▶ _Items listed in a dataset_
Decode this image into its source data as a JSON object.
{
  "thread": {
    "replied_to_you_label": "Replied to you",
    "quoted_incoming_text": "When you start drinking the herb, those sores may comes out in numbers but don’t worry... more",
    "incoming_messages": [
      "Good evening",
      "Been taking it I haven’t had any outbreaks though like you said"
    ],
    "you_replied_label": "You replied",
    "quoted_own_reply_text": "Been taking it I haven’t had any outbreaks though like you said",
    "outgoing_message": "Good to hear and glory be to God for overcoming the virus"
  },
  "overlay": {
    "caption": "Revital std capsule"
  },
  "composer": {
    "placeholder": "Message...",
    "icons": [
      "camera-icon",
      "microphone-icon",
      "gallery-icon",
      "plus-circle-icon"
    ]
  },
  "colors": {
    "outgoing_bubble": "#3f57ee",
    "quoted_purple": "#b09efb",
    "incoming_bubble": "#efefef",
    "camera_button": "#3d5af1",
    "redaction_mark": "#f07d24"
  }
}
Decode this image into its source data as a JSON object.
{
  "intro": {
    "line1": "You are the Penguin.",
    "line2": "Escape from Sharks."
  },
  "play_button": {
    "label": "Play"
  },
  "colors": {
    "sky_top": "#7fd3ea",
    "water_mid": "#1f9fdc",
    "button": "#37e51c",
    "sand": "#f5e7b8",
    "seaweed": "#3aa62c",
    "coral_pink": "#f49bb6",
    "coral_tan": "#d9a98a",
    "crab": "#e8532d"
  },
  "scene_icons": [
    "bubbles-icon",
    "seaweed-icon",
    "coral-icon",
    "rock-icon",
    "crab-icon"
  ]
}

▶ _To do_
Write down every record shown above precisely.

▶ _Result of the exercise_
Decode this image into its source data as a JSON object.
{
  "thread": {
    "replied_to_you_label": "Replied to you",
    "quoted_incoming_text": "When you start drinking the herb, those sores may comes out in numbers but don’t worry... more",
    "incoming_messages": [
      "Good evening",
      "Been taking it I haven’t had any outbreaks though like you said"
    ],
    "you_replied_label": "You replied",
    "quoted_own_reply_text": "Been taking it I haven’t had any outbreaks though like you said",
    "outgoing_message": "Good to hear and glory be to God for overcoming the virus"
  },
  "overlay": {
    "caption": "Revital std capsule"
  },
  "composer": {
    "placeholder": "Message...",
    "icons": [
      "camera-icon",
      "microphone-icon",
      "gallery-icon",
      "plus-circle-icon"
    ]
  },
  "colors": {
    "outgoing_bubble": "#3f57ee",
    "quoted_purple": "#b09efb",
    "incoming_bubble": "#efefef",
    "camera_button": "#3d5af1",
    "redaction_mark": "#f07d24"
  }
}
Decode this image into its source data as a JSON object.
{
  "intro": {
    "line1": "You are the Penguin.",
    "line2": "Escape from Sharks."
  },
  "play_button": {
    "label": "Play"
  },
  "colors": {
    "sky_top": "#7fd3ea",
    "water_mid": "#1f9fdc",
    "button": "#37e51c",
    "sand": "#f5e7b8",
    "seaweed": "#3aa62c",
    "coral_pink": "#f49bb6",
    "coral_tan": "#d9a98a",
    "crab": "#e8532d"
  },
  "scene_icons": [
    "bubbles-icon",
    "seaweed-icon",
    "coral-icon",
    "rock-icon",
    "crab-icon"
  ]
}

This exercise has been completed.